A bill that would codify the rights and benefits of rideshare drivers and other gig workers has made headway in the Washington state legislature over the past month. Currently, the bill has passed the state’s house and has reached the senate for further consideration. Included among the bill’s sponsors are ridesharing companies themselves, as well as Teamsters local 117 and it’s affiliate, Drivers Union.
Bills with similar language have received the interest of state lawmakers across the country over the past year. For example, similar regulatory bills have also been introduced in Massachusetts and New York, though Washington’s has thus far made it the farthest.
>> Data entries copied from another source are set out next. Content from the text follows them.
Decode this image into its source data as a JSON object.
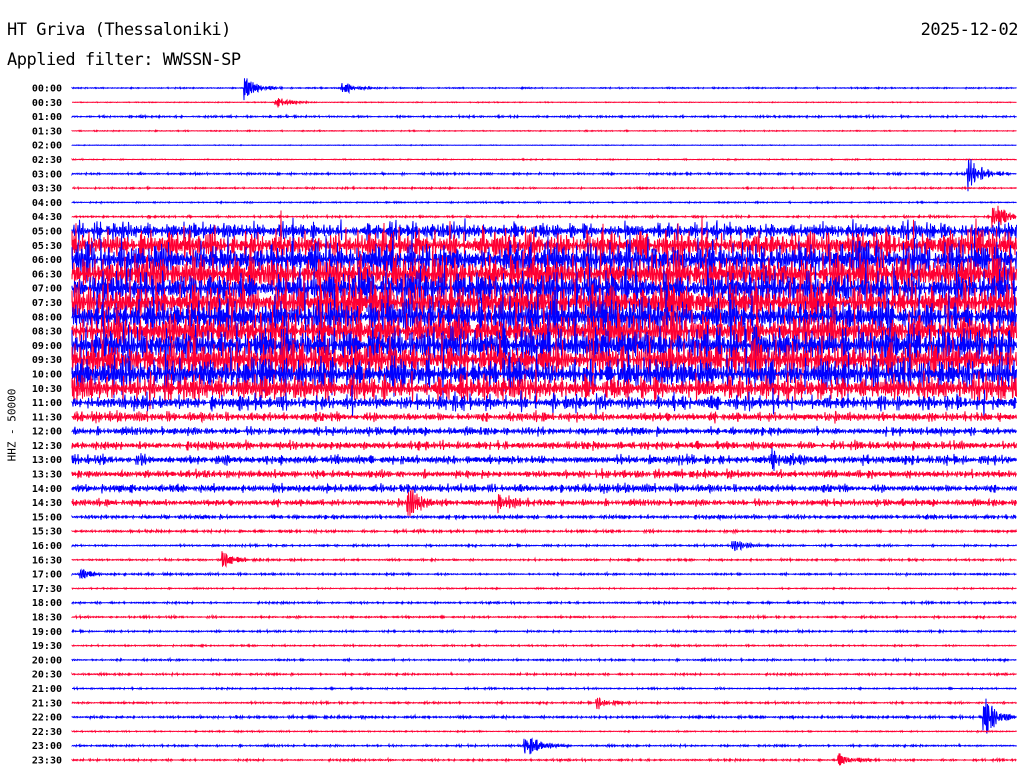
{
  "header": {
    "station": "HT Griva (Thessaloniki)",
    "date": "2025-12-02",
    "filter": "Applied filter: WWSSN-SP"
  },
  "chart_data": {
    "type": "line",
    "title": "HT Griva (Thessaloniki)",
    "subtitle": "Applied filter: WWSSN-SP",
    "ylabel": "HHZ - 50000",
    "xlabel": "",
    "minutes_per_row": 30,
    "row_labels": [
      "00:00",
      "00:30",
      "01:00",
      "01:30",
      "02:00",
      "02:30",
      "03:00",
      "03:30",
      "04:00",
      "04:30",
      "05:00",
      "05:30",
      "06:00",
      "06:30",
      "07:00",
      "07:30",
      "08:00",
      "08:30",
      "09:00",
      "09:30",
      "10:00",
      "10:30",
      "11:00",
      "11:30",
      "12:00",
      "12:30",
      "13:00",
      "13:30",
      "14:00",
      "14:30",
      "15:00",
      "15:30",
      "16:00",
      "16:30",
      "17:00",
      "17:30",
      "18:00",
      "18:30",
      "19:00",
      "19:30",
      "20:00",
      "20:30",
      "21:00",
      "21:30",
      "22:00",
      "22:30",
      "23:00",
      "23:30"
    ],
    "row_colors": [
      "#0000ff",
      "#ff0033"
    ],
    "noise_level": [
      1,
      0.6,
      1.5,
      0.8,
      0.5,
      0.8,
      1.5,
      1.2,
      1,
      1.5,
      12,
      20,
      25,
      25,
      25,
      25,
      25,
      25,
      25,
      25,
      22,
      18,
      10,
      7,
      6,
      6,
      7,
      6,
      6,
      5,
      3,
      2,
      1.5,
      1.5,
      1.5,
      1,
      1.5,
      1.5,
      1.5,
      1.2,
      1.5,
      1.5,
      1.2,
      1.5,
      2,
      1,
      1.5,
      1.5
    ],
    "events": [
      {
        "row": 0,
        "minute": 5.5,
        "amplitude": 12
      },
      {
        "row": 0,
        "minute": 8.6,
        "amplitude": 6
      },
      {
        "row": 1,
        "minute": 6.5,
        "amplitude": 6
      },
      {
        "row": 6,
        "minute": 28.5,
        "amplitude": 20
      },
      {
        "row": 9,
        "minute": 29.3,
        "amplitude": 15
      },
      {
        "row": 26,
        "minute": 22.2,
        "amplitude": 10
      },
      {
        "row": 29,
        "minute": 10.7,
        "amplitude": 15
      },
      {
        "row": 29,
        "minute": 13.6,
        "amplitude": 10
      },
      {
        "row": 32,
        "minute": 21,
        "amplitude": 7
      },
      {
        "row": 33,
        "minute": 4.8,
        "amplitude": 8
      },
      {
        "row": 34,
        "minute": 0.3,
        "amplitude": 5
      },
      {
        "row": 43,
        "minute": 16.7,
        "amplitude": 7
      },
      {
        "row": 44,
        "minute": 29,
        "amplitude": 20
      },
      {
        "row": 46,
        "minute": 14.4,
        "amplitude": 14
      },
      {
        "row": 47,
        "minute": 24.4,
        "amplitude": 6
      }
    ]
  }
}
Initiatives like the one in Washington do expand the rights and benefits of drivers, including increased pay, an improved appeals system for deactivated drivers, and an expanded workers compensation system. However, it notably maintains the workers’ status as independent contractors, rather than reclassifying them as full-or-part-time employees.
A further item that critics of the bill point to is that expanded workers’ comp would only be in effect when a driver is on the way to pick up a passenger or actually has a passenger in the car; the legislation describes these activities as “dispatch platform time” and “passenger platform time” respectively. This would leave workers vulnerable if they get injured between fares, while they are roving and awaiting a new trip request.
Although touting the bill as a reasonable compromise between sides, rideshare and gig logistics companies have gestured towards the threat that, if they don’t get a legislative compromise, they will pursue a ballot initiative in Washington akin to Prop 22 in California. Lyft has put $2 million into a newly formed political action committee, called the Washington Coalition for Independent Work with clones in New York, Illinois, and Massachusetts. It also has the backing of Instacart, DoorDash, and Uber, which have committed to contribute to the PAC.
Reporting Courtesy of Seam Hagerup for Labor Radio
Image courtesy of Stock Catalog on Flickr